State law outlines landlords’ obligations to keep your unit safe and livable. Landlords must maintain their units to comply with all local codes that govern housing quality and provide adequate heat, hot water and locks. They must also maintain all structural components and appliances furnished by them and more. Read the full text of RCW 59.18.060 for a complete list of landlord duties. Also, some local cities and counties have additional requirements for landlords.
The law does not allow a tenant to withhold the rent even when the landlord is not making necessary repairs. In fact, if tenants want access to legal remedies, the law requires them to first be current in rent. You can still request repairs from your landlord if you’re not current in your rent, but you cannot access your remedies under the Landlord-Tenant Act. Withholding your rent will enable your landlord to initiate an eviction action against you for nonpayment.
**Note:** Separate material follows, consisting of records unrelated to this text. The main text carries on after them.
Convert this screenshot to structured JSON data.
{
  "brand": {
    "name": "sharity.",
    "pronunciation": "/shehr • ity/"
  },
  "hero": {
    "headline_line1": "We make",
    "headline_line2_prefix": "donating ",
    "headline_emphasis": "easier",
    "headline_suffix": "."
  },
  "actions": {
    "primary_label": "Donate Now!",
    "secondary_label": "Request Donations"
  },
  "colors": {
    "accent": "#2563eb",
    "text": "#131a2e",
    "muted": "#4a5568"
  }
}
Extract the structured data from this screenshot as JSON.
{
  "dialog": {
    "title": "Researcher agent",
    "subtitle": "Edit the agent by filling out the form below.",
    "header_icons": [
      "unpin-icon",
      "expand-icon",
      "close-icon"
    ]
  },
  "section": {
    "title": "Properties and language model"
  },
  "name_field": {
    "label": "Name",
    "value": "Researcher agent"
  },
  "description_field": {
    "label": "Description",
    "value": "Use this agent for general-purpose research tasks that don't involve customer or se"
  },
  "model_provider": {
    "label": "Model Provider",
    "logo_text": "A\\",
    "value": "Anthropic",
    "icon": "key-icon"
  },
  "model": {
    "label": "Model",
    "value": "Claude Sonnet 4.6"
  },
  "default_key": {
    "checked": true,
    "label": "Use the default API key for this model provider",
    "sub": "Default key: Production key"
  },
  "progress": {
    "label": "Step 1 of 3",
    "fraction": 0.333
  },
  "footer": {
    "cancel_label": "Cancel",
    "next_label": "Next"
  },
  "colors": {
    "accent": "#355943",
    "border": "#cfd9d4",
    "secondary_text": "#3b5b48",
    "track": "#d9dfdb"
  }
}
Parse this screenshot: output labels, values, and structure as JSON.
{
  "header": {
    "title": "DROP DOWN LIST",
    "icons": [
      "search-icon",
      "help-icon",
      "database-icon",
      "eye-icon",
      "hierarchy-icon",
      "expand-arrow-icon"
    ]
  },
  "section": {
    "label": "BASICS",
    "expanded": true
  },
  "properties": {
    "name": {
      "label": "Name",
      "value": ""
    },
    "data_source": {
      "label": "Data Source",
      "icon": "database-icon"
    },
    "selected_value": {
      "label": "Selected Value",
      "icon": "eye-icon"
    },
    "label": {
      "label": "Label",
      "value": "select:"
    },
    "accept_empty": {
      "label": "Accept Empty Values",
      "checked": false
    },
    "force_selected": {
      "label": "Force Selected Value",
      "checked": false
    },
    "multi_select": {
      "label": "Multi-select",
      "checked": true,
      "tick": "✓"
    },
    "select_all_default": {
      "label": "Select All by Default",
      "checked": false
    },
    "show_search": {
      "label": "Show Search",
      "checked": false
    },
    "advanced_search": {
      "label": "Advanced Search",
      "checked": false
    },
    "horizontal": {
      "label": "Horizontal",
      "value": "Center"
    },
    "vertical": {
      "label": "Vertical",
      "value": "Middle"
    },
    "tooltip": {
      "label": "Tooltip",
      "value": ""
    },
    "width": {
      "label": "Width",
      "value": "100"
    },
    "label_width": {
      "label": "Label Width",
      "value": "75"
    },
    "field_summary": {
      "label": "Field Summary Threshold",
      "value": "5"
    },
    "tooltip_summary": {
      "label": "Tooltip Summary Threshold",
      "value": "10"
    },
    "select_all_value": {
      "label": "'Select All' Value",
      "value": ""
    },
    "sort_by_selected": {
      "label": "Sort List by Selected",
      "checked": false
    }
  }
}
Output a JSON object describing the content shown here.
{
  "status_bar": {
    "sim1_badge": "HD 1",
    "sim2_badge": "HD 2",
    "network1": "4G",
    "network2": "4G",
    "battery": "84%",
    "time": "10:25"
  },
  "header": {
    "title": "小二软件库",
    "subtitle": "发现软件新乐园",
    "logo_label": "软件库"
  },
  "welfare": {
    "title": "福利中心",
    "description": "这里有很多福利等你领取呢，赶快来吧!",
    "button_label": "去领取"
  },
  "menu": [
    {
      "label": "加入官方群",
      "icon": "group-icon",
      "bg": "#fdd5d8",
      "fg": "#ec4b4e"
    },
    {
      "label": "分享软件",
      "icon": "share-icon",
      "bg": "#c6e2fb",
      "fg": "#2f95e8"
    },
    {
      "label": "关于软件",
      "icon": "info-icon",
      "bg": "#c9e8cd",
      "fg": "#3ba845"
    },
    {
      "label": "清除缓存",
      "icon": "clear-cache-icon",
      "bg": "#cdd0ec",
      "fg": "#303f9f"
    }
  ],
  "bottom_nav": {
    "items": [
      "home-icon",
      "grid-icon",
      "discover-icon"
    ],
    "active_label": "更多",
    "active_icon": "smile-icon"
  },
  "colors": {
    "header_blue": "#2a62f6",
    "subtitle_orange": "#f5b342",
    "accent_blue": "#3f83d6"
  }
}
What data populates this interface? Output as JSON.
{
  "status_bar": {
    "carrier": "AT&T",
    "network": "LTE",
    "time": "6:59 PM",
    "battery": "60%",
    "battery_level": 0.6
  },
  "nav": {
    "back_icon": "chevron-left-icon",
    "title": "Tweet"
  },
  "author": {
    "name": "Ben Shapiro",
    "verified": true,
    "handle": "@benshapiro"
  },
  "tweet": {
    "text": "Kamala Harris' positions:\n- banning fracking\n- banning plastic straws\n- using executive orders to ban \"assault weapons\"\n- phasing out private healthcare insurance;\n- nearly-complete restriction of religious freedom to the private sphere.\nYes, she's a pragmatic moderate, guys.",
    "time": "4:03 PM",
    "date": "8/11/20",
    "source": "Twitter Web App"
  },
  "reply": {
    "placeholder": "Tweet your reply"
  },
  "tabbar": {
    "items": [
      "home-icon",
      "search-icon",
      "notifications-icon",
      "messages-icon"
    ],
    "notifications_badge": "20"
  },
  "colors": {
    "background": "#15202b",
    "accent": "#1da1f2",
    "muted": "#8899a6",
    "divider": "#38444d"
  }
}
There are other remedies available to tenants to get repairs done while minimizing the threat of housing loss.
Be aware that some landlords may retaliate against you by issuing you a termination notice when you ask for repairs. While retaliation is illegal under landlord-tenant law, it still may be difficult to protect yourself against. Tenants without term leases may be vulnerable to retaliation in the form of a No Cause Notice to vacate. Seattle renters have additional protection in the form of the Just Cause Eviction Ordinance. See our Seattle Laws webpage for more information.
Tenants Union Tenant Counselors are not attorneys, and this information should not be considered legal advice. Please read our full Tenant Union Disclaimer.